Tuberculosis is a respiratory disease that is treatable with antibiotics. An increasing prevalence of resistance means that to ensure a good treatment outcome it is desirable to test the susceptibility of each infection to different antibiotics. Conventionally this is done by culturing a clinical sample and then exposing aliquots to a panel of antibiotics, Using 96-well broth micro dilution plates with each well containing a lyophilised predetermined amount of an antibiotic is a convenient and cost-effective way to measure the MICs of several drugs at once for a clinical sample. Although accurate, this is still an expensive and slow process that requires highlyskilled and experienced laboratory scientists. Here we show that, through the BashTheBug project hosted on the Zooniverse citizen science platform, a crowd of volunteers can reproducibly and accurately determine the MICs for 13 drugs and that simply taking the median or mode of 11-17 independent classifications is sufficient. There is therefore a potential role for crowds to support (but not supplant) the role of experts in antibiotic susceptibility testing.

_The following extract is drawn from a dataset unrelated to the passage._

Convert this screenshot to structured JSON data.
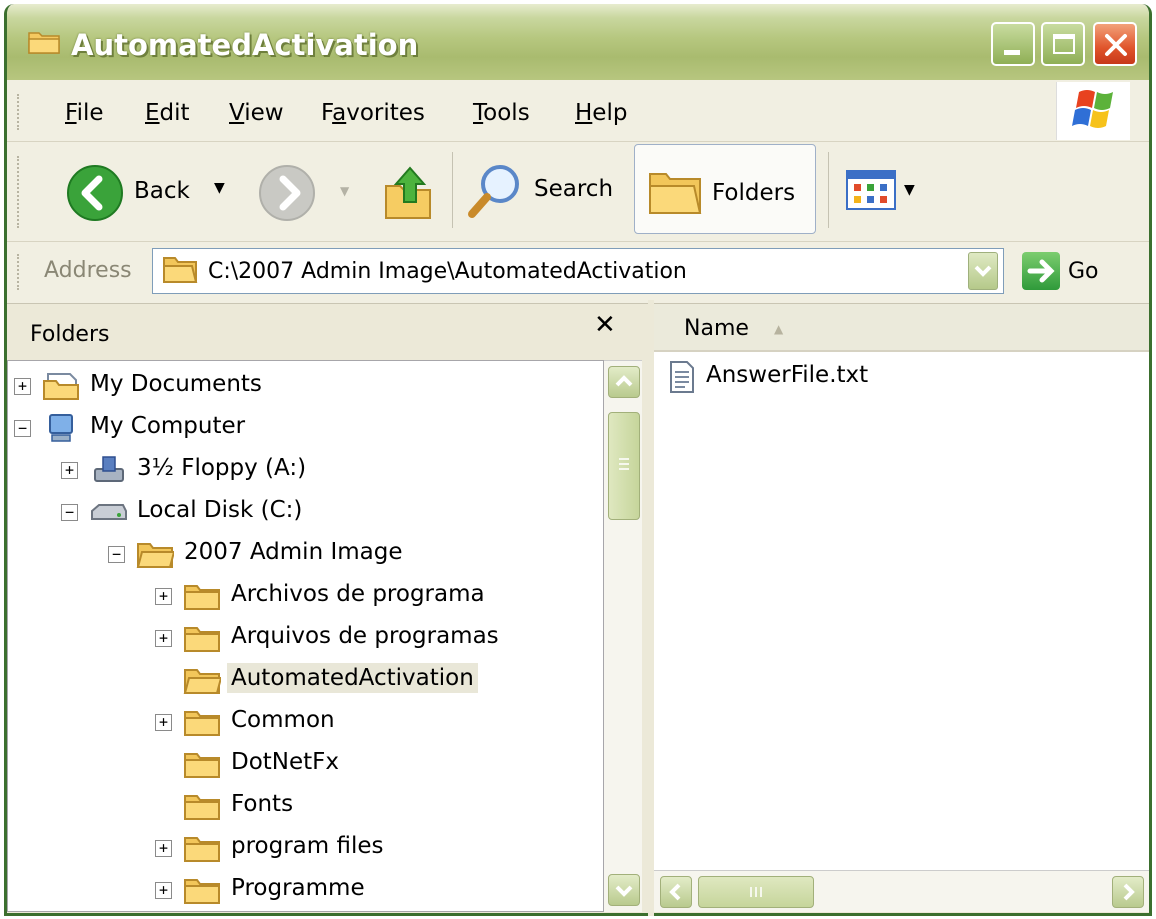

Bibliographical noteFunding Information:
BashTheBug was supported by Welcome through the Enriching Engagement Grants scheme at the University of Oxford. This work was also supported by Wellcome Trust/Newton Fund-MRC Collaborative Award [200205/Z/15/Z]; and Bill & Melinda Gates Foundation Trust [OPP1133541]. This study is funded by the National Institute for Health Research (NIHR) Health Protection Research Unit in Healthcare Associated Infections and Antimicrobial Resistance, a partnership between Public Health England and the University of Oxford. The research was also funded/supported by the National Institute for Health Research (NIHR) Oxford Biomedical Research Centre (BRC). The computational aspects of this research were supported by the Wellcome Trust Core Award Grant Number 203141/Z/16/Z and the NIHR Oxford BRC. This publication uses data generated via the Zooniverse.org platform, development of which is funded by generous support, including from the National Science Foundation, NASA, the Institute of Museum and Library Services, UKRI, a Global Impact Award from Google, and the Alfred P. Sloan Foundation.

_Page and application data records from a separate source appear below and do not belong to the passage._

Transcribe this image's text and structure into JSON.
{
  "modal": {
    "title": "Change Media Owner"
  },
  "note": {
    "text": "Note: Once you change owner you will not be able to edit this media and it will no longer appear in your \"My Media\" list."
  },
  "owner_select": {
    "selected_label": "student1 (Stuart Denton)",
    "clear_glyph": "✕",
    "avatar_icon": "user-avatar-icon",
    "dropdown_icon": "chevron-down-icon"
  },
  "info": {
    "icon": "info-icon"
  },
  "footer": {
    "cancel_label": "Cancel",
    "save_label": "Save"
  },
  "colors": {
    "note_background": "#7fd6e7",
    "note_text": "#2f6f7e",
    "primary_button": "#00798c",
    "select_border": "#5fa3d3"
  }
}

© 2022, eLife Sciences Publications Ltd. All rights reserved.